The whole family shows up. The daughter with the curls, the son in the sweatpants, the wife with the thin hair and tired eyes, and his sister because she’s in town. They’re all there. The room smells like coffee and the air is thick and warm with a kind of love only those in the room can know and feel.
He was on the phone with his brother a few hours ago. His brother said he wishes he could be there but something about work and the commute and he’s sorry. He tells the brother it’s okay and that he appreciates the phone call. “I’ll talk to you soon.”
It’s death that always brings people together. It’s not always the funeral kind of death, though. It could be the death of a place brought on by a hurricane, tornado, or maybe more simply just the death of what used to be. The death of one chapter. And maybe that isn’t such a bad thing. In a lot of cases, or rather, in the case of all these people in the room, the death of that chapter is why they are all still alive. And so they come here everyday because they know how easy it is for history to repeat itself and how so many people redo all the chapters in their lives they never let die.
It starts with a reading of the rules, the steps, and the prayers. The leader talks about her day and whatever small epiphany she had after spilling coffee in the car on the way to see her father in the hospital. People nod their heads and laugh an appreciative laugh and by the time the speaker is introduced everyone is suffocating in the air of warm, coffee love.
His wife squeezes his hand and kisses his cheek. The kids sway back and forth in their seats, their feet dangling. The sister has tears in her eyes because she was there that night sitting up with their mom waiting for him to come home when the phone rang and it was the cops. They said, “lucky to be alive.” And she said, “I’m so tired of this.”

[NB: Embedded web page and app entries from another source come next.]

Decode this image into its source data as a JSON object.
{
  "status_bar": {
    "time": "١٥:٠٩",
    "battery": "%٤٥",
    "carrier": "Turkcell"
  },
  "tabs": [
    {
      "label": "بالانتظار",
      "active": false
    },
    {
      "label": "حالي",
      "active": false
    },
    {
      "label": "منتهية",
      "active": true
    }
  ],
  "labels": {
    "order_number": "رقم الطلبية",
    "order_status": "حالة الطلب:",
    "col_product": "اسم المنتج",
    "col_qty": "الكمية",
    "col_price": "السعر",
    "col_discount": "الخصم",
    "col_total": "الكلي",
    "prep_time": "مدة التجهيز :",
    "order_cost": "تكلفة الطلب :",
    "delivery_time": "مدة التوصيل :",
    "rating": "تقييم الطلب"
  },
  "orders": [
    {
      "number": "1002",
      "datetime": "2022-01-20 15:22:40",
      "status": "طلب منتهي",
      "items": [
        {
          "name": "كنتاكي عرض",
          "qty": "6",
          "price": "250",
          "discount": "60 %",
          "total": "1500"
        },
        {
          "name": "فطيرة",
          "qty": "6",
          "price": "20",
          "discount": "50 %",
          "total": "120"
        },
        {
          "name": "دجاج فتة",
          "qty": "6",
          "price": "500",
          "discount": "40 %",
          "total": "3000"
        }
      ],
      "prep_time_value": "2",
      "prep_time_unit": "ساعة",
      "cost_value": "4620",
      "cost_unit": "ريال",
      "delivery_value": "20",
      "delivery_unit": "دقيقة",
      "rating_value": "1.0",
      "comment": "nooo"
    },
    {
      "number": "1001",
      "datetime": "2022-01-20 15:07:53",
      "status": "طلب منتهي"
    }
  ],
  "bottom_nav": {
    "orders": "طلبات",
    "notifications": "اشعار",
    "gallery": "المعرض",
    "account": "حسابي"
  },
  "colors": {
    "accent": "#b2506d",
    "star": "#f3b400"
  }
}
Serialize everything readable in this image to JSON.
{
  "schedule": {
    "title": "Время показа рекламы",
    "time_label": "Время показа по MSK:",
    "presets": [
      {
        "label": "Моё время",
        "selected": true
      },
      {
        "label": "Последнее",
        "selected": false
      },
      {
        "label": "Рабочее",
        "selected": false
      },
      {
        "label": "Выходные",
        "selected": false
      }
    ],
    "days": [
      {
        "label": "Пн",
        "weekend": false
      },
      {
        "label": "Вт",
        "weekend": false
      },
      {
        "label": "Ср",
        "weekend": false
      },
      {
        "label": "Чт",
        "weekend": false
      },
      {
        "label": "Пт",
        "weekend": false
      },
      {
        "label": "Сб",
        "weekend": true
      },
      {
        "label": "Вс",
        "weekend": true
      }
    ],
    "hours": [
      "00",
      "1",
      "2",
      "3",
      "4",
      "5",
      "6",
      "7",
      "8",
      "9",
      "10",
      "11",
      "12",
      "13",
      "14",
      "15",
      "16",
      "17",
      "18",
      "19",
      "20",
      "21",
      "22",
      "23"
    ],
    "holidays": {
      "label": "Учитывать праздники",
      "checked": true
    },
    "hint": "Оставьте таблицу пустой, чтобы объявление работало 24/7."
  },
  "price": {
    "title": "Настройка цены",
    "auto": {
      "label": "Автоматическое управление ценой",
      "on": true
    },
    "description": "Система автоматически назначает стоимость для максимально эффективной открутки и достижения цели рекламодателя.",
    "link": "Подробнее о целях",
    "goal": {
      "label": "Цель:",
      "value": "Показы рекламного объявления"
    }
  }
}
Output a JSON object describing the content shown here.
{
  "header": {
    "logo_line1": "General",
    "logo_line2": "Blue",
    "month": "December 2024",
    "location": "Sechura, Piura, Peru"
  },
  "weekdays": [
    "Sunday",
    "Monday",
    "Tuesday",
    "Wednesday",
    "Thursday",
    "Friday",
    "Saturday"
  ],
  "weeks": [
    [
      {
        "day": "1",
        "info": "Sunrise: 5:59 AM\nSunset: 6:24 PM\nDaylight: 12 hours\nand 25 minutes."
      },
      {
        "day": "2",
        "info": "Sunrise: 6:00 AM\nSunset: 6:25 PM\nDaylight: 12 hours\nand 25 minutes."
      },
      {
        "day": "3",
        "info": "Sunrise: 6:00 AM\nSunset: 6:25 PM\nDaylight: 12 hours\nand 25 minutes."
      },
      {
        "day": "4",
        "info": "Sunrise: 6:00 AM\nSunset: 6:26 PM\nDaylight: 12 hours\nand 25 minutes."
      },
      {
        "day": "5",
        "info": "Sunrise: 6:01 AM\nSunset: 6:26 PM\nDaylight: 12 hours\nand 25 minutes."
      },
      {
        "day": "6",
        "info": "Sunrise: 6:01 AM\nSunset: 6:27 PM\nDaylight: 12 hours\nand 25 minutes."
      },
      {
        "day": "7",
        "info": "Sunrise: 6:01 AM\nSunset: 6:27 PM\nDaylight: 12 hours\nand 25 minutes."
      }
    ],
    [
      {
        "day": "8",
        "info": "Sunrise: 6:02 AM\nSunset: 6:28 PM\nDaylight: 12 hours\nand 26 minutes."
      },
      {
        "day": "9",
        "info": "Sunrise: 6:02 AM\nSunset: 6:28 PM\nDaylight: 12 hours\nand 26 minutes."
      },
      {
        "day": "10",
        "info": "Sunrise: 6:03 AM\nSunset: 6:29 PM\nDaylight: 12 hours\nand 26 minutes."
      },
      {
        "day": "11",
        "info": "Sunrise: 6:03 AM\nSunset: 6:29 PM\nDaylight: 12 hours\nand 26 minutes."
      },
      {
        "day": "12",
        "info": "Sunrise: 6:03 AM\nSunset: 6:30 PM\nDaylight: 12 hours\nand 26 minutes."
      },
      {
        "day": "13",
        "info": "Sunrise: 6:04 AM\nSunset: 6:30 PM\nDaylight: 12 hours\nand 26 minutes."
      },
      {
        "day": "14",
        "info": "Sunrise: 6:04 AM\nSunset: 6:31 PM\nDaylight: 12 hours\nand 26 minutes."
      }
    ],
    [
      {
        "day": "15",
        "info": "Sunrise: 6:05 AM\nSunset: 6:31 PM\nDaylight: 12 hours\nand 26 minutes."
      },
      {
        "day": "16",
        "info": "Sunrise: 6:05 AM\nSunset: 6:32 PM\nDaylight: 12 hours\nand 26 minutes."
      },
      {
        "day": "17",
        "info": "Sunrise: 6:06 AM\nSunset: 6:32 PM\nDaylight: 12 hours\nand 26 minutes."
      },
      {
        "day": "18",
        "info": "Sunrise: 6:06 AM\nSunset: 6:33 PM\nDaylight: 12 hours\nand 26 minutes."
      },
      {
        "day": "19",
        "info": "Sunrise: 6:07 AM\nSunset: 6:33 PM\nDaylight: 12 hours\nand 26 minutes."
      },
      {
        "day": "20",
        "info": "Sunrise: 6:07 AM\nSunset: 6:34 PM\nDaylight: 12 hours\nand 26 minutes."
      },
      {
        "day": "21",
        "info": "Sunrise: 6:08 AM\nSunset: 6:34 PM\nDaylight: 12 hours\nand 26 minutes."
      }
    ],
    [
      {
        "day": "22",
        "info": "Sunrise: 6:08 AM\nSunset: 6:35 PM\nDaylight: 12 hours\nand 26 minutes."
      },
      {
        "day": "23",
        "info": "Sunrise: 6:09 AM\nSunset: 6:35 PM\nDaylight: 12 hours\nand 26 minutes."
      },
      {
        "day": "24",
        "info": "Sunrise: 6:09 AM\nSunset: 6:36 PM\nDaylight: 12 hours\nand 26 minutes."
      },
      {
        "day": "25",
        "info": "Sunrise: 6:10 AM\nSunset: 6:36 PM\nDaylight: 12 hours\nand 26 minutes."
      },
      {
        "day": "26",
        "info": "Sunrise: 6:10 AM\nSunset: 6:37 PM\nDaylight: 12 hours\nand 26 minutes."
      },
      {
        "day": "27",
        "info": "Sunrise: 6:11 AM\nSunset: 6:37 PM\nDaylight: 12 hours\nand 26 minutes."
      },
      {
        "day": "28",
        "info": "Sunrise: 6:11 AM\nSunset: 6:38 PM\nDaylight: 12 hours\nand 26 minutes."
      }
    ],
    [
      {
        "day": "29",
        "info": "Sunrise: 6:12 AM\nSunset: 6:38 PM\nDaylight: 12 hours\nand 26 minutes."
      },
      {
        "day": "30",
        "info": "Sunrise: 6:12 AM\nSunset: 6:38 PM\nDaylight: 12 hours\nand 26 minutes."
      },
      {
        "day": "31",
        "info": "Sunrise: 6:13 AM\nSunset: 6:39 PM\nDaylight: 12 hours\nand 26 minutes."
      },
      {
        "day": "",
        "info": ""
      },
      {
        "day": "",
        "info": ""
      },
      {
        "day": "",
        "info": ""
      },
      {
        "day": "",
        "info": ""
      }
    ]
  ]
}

And then it was detox and rehab and he stands up. Everyone claps for him. His cheeks are red because crowds make him nervous. He places himself behind the podium. The clapping echoes between his ears. He looks at his kids and then his wife. He looks at the sorry bunch of teenagers standing awkwardly in the back visiting from rehab. He looks at his sponsor. He touches his tie and thinks for a second about his job. He coughs a cough that reminds a person of rusting pipes and then he starts to talk.